Jeffrey Gauch wrote: > > firstname.lastname@example.org wrote: > > > In a previous article, RC <email@example.com> writes: > > >In article <01bfabdd$d185eb40$LocalHost@default>, Donald G. Shead > > ><firstname.lastname@example.org> writes > > >snip.exe > > >>It seems pretty simple to me, but then; what do I know? > > >The worst thing about your posts is that they are boring. I think the > > >metric system elucidates the structure of reality better than the > > >imperial system. > > > > I think with just a slight change of name; to centimeter-dyne-second, this > > Length-Force-Time system could apply to what you call the more elucidating > > metric system: But save your energy, even the newton (N) is too small to > > qualify as a convenient unit of force: Why do you suppose the kilogram; not > > the newton is used as a counter-weight! > > Just one thing. The kilogram is about 1/10th of a Newton.
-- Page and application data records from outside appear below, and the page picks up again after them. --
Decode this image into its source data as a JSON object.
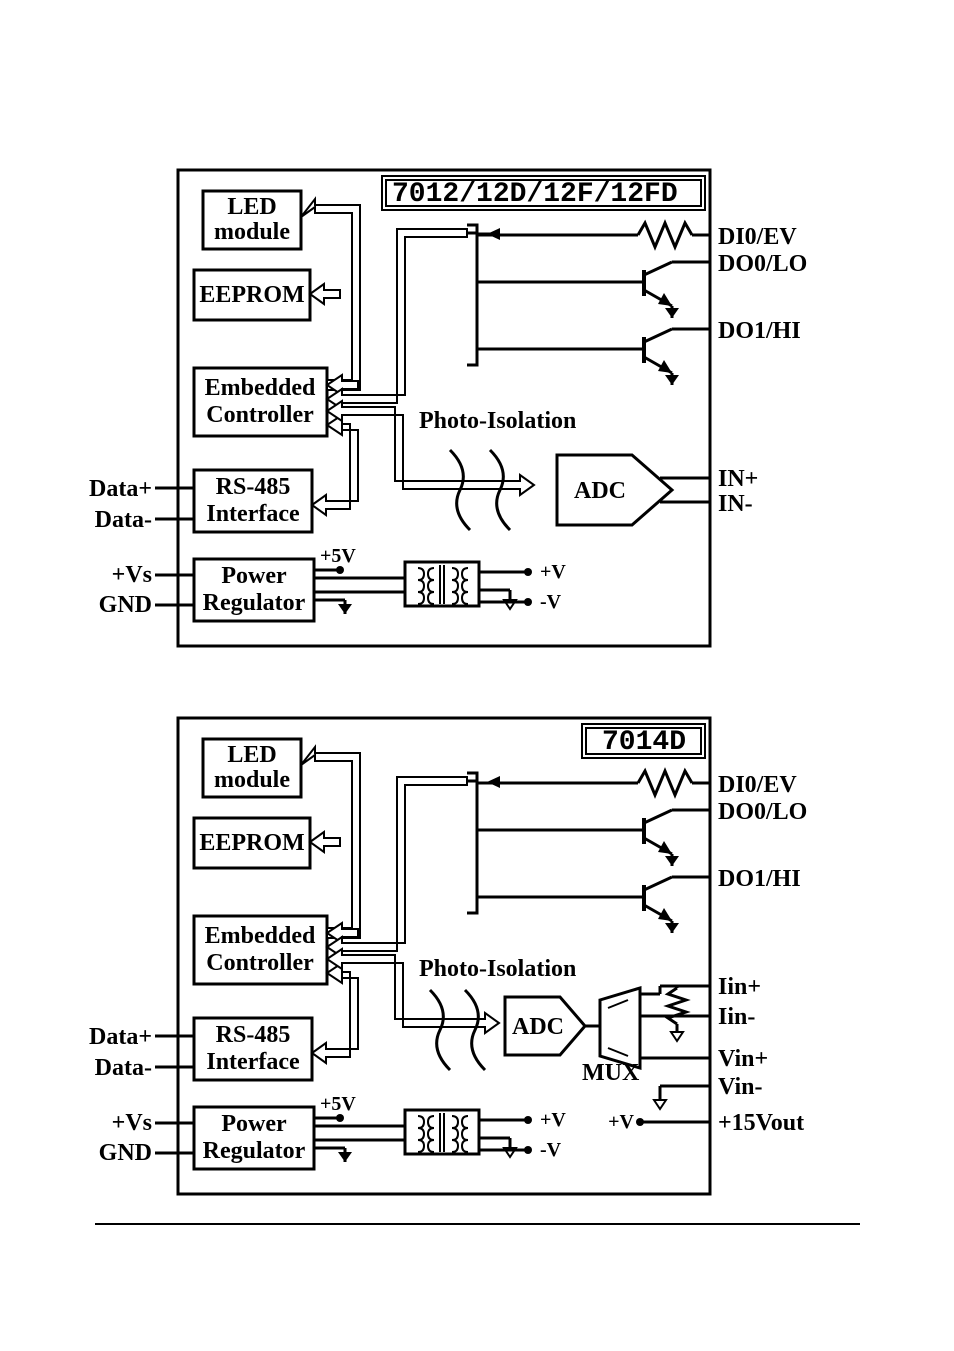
{
  "diagram1": {
    "title": "7012/12D/12F/12FD",
    "blocks": {
      "led": [
        "LED",
        "module"
      ],
      "eeprom": "EEPROM",
      "embedded": [
        "Embedded",
        "Controller"
      ],
      "rs485": [
        "RS-485",
        "Interface"
      ],
      "power": [
        "Power",
        "Regulator"
      ],
      "adc": "ADC",
      "photo": "Photo-Isolation"
    },
    "signals_left": {
      "data_p": "Data+",
      "data_n": "Data-",
      "vs_p": "+Vs",
      "gnd": "GND"
    },
    "signals_right": {
      "di0": "DI0/EV",
      "do0": "DO0/LO",
      "do1": "DO1/HI",
      "in_p": "IN+",
      "in_n": "IN-"
    },
    "pwr": {
      "v5": "+5V",
      "vp": "+V",
      "vn": "-V"
    }
  },
  "diagram2": {
    "title": "7014D",
    "blocks": {
      "led": [
        "LED",
        "module"
      ],
      "eeprom": "EEPROM",
      "embedded": [
        "Embedded",
        "Controller"
      ],
      "rs485": [
        "RS-485",
        "Interface"
      ],
      "power": [
        "Power",
        "Regulator"
      ],
      "adc": "ADC",
      "mux": "MUX",
      "photo": "Photo-Isolation"
    },
    "signals_left": {
      "data_p": "Data+",
      "data_n": "Data-",
      "vs_p": "+Vs",
      "gnd": "GND"
    },
    "signals_right": {
      "di0": "DI0/EV",
      "do0": "DO0/LO",
      "do1": "DO1/HI",
      "iin_p": "Iin+",
      "iin_n": "Iin-",
      "vin_p": "Vin+",
      "vin_n": "Vin-",
      "v15out": "+15Vout",
      "vplus": "+V"
    },
    "pwr": {
      "v5": "+5V",
      "vp": "+V",
      "vn": "-V"
    }
  }
}
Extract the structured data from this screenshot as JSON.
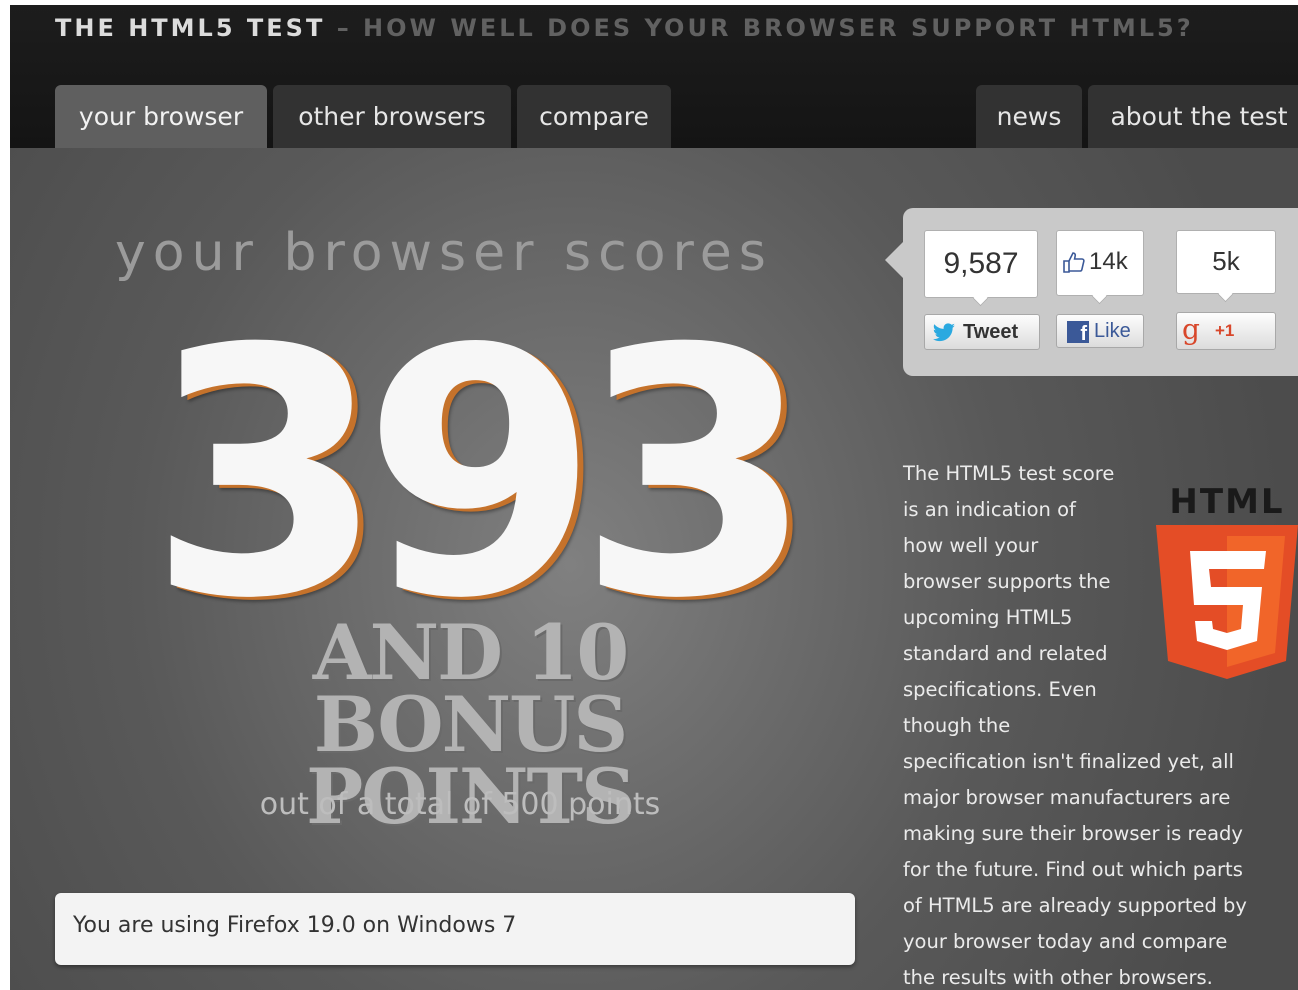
{
  "header": {
    "title_main": "THE HTML5 TEST",
    "title_sub": "– HOW WELL DOES YOUR BROWSER SUPPORT HTML5?"
  },
  "nav": {
    "left_tabs": [
      "your browser",
      "other browsers",
      "compare"
    ],
    "right_tabs": [
      "news",
      "about the test"
    ],
    "active_tab": "your browser"
  },
  "score": {
    "heading": "your browser scores",
    "value": "393",
    "bonus_line1": "AND 10 BONUS",
    "bonus_line2": "POINTS",
    "total": "out of a total of 500 points"
  },
  "browser_info": "You are using Firefox 19.0 on Windows 7",
  "social": {
    "twitter_count": "9,587",
    "twitter_label": "Tweet",
    "facebook_count": "14k",
    "facebook_label": "Like",
    "gplus_count": "5k",
    "gplus_label": "+1"
  },
  "description": [
    "The HTML5 test score",
    "is an indication of",
    "how well your",
    "browser supports the",
    "upcoming HTML5",
    "standard and related",
    "specifications. Even",
    "though the",
    "specification isn't finalized yet, all",
    "major browser manufacturers are",
    "making sure their browser is ready",
    "for the future. Find out which parts",
    "of HTML5 are already supported by",
    "your browser today and compare",
    "the results with other browsers."
  ],
  "logo": {
    "wordmark": "HTML",
    "numeral": "5"
  },
  "colors": {
    "score_shadow": "#c5722b",
    "html5_orange": "#e44d26",
    "html5_orange_light": "#f16529",
    "twitter_blue": "#2aa9e0",
    "facebook_blue": "#3b5998",
    "gplus_red": "#d8472b"
  }
}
If a Newton is too > small a kilogram is even smaller.
You've got them the wrong way round. 1Kg = 10N. :)
They also measure different quantities so that last statement is only true-ish down here on earth. -- Paul Richards (Pauldoo) - http://www.pauldoo.co.uk
I've not run any Microsoft code for 148 days. How about you?